There are those who have a history of having trouble wherever they go. The church is usually left in a mess as they move on. Again I refer to something brother Cogdill said, “A preacher can be in trouble once in a while and be right, but he cannot be in trouble all of the time and always be right.” I have learned that as the result of this a lot of moves take place. Moves cost money, so a lot of the Lord’s money is used to move preachers that could be used otherwise. Because of the attitude and disposition shown by some who preach some of the Lord’s money is wasted.
I remember a preacher who carried a brief case containing letters from people at places where he used to preach, praising him as a man and preacher. A preacher who used to preach where I serve as an elder, once asked me if he could use me as a reference. I told him he could, but then ma& this suggestion to him. Take a copy of the directory of this church and give to the brethren where you are interested in going and tell him to get in touch with anyone listed therein to find out about you. If one has conducted himself in the way a child of God should, he will not be afraid of what anyone would say about him. Isn’t that a better way than just picking out a few?
I heard a remark made at a debate a few years ago that went something like this. “Be careful of what you say around here because you might get written up in a paper, especially if you are in the first hundred preachers.” First of all I am uncertain who decides who are the first hundred preachers or who is the last hundred for that matter. Be that as it may, the statement says something. There are those who are just waiting to get an opportunity to pounce on someone who writes or says something that they don’t like. I have learned that some are “brotherhood keepers,” who seem to be more interested in keeping up with the brotherhood and give more interest to that than they do the local work where they are. If you want to know what is going on where and when just get in touch with them. I heard recently of a preacher who did not want to do any writing because he did not want to put anything in print that he might change his mind on later, and that some one might dig up what he had written before and raise a fuss about it. I don’t know about you, but I do not know everything in the Bible, I am still learning after all these years, and hope to continue to do so. Why is it some give the impression that they have always known everything?
Several years ago I was talking with the elders of a church that was looking for a preacher. They told me that in times past they had asked the preacher working with them not to preach on certain issues because the church there was not bothered with them. They went ahead to say that all of a sudden they were bothered with them and they were not ready to meet them and that, as the result, they almost lost the church to these issues, because they had not been taught the truth on those things. They said they had changed their mind and now wanted the preacher to teach on things that could come before that church. I have learned that preventative teaching is a must. The man who knows the truth is less likely to be turn aside than one who does not know the truth.
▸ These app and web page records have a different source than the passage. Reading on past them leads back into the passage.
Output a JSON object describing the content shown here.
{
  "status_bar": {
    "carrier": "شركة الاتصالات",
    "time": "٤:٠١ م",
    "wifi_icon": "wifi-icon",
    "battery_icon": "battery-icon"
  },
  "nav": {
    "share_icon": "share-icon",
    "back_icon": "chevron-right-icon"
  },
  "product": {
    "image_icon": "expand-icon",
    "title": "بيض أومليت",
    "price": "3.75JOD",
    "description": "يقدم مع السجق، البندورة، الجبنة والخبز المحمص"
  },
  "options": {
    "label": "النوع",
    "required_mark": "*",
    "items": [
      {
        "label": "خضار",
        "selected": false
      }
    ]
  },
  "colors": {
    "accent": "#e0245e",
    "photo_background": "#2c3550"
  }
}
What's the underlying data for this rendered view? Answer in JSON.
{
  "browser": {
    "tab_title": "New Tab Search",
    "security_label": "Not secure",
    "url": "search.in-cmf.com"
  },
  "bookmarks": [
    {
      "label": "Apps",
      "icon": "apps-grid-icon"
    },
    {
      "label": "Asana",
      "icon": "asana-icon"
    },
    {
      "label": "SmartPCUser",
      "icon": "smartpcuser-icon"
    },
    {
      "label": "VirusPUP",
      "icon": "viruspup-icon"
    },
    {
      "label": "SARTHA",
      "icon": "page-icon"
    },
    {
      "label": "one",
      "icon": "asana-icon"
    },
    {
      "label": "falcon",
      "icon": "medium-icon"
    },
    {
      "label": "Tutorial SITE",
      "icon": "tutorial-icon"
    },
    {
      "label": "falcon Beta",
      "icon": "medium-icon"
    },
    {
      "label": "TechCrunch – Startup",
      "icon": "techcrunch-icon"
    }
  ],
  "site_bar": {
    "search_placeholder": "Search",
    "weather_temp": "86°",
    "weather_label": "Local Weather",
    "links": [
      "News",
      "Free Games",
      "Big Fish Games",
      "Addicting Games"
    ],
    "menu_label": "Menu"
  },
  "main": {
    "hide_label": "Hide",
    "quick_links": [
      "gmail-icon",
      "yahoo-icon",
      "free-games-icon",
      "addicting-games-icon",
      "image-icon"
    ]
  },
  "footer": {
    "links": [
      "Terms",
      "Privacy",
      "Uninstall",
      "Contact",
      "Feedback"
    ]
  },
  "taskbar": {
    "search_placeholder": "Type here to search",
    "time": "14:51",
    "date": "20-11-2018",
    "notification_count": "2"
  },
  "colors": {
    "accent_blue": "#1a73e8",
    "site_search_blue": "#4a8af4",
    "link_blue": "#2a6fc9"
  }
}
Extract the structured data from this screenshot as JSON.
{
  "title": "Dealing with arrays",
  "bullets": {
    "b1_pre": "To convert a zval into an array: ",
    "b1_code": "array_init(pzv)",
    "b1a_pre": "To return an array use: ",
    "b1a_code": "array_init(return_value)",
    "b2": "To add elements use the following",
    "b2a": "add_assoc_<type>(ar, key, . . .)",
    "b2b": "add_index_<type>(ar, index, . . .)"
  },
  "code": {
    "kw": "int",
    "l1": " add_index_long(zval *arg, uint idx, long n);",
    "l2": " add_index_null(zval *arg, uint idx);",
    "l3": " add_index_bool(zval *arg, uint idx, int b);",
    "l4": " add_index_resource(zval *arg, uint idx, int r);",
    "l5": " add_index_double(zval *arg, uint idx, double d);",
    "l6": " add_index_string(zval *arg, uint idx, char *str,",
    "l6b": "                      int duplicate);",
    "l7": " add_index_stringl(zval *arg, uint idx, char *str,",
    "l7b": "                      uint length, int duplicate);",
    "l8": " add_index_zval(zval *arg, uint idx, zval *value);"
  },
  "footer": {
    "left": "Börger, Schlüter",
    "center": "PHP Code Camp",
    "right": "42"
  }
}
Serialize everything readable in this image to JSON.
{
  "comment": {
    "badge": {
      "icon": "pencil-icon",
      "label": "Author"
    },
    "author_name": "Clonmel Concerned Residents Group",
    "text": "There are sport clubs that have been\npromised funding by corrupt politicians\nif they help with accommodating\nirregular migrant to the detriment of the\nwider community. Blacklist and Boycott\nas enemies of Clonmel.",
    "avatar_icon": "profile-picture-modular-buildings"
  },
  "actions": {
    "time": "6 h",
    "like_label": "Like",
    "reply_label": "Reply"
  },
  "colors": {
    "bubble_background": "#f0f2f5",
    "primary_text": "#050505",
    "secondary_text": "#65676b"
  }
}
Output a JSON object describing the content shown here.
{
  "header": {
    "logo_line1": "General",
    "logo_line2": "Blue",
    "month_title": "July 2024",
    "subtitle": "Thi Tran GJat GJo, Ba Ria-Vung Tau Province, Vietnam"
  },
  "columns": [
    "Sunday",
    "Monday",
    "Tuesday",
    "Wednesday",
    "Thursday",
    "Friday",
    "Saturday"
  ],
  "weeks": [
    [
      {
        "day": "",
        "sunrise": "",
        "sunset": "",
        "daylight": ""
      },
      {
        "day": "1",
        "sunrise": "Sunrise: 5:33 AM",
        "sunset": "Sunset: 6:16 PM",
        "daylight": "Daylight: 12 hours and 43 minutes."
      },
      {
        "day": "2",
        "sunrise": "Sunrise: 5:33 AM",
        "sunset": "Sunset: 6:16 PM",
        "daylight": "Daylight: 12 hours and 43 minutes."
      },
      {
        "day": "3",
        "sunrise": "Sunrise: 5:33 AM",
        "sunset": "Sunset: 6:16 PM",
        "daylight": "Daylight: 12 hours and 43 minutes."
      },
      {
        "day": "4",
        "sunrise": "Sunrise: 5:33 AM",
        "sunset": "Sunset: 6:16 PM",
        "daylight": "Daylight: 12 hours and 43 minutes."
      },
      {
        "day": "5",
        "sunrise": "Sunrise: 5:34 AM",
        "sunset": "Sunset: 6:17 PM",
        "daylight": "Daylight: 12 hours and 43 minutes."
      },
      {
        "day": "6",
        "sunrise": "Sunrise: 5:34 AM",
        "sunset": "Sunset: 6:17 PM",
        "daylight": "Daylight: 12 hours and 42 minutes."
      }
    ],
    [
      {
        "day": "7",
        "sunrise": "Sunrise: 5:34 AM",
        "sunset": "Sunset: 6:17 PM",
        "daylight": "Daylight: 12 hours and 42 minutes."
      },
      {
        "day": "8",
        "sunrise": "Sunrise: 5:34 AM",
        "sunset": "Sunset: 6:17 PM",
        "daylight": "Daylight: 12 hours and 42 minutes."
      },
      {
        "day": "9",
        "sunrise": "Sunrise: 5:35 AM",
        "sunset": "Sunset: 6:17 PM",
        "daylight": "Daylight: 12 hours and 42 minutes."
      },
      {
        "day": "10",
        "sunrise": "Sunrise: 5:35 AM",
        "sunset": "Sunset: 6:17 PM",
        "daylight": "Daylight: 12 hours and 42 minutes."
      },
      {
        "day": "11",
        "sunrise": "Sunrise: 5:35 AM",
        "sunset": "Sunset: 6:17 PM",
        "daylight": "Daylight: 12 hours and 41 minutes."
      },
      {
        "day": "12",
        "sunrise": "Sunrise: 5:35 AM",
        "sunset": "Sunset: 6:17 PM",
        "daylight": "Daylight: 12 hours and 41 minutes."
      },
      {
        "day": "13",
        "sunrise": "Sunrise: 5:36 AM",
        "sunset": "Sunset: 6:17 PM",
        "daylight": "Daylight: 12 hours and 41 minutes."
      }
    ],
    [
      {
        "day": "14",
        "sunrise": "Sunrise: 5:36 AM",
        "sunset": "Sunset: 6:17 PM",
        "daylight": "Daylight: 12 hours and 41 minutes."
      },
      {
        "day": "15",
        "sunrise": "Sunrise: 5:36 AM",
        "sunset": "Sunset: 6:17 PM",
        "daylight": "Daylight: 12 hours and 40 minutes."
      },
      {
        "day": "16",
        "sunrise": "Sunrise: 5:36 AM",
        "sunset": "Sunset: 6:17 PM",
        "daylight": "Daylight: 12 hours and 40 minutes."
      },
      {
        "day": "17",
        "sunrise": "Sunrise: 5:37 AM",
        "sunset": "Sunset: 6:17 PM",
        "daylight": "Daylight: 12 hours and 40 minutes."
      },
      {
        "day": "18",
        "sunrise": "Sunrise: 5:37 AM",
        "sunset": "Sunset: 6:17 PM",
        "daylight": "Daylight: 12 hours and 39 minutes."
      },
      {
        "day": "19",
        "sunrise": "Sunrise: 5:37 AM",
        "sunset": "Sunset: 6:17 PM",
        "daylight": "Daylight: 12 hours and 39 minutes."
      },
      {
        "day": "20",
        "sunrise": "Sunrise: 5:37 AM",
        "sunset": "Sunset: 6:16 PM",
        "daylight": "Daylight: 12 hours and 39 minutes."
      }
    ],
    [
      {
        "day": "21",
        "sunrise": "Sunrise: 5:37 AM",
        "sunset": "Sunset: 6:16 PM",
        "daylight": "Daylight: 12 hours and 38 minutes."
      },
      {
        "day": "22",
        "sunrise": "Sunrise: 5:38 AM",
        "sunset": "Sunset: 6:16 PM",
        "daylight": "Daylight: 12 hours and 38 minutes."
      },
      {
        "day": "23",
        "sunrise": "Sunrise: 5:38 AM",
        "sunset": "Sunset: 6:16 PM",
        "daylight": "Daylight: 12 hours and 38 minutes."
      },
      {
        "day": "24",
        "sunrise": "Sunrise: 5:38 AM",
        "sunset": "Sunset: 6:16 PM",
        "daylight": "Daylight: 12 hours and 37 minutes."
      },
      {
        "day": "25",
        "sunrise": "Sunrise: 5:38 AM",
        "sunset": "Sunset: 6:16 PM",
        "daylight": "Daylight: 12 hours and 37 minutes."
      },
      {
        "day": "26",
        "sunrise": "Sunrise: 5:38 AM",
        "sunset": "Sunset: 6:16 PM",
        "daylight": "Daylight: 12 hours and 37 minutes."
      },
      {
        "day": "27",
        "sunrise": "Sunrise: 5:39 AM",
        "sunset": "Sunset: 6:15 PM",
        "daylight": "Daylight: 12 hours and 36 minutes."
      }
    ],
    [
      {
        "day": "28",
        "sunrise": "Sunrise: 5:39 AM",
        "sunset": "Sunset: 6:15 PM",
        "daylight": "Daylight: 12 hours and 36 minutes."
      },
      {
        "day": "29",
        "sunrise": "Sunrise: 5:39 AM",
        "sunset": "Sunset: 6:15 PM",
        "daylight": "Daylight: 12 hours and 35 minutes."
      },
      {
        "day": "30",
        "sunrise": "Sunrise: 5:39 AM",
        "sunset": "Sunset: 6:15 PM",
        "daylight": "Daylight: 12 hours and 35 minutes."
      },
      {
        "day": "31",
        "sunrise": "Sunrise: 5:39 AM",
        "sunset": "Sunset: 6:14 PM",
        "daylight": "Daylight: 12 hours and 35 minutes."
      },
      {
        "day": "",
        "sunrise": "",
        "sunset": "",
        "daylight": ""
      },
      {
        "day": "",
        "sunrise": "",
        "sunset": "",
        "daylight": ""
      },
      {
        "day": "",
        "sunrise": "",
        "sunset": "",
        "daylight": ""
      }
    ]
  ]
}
It has been my purpose to be helpful. If we can learn from the experiences of the past, then the future will be better.
Guardian of Truth XXXI: 15, p. 458-459
August 6, 1987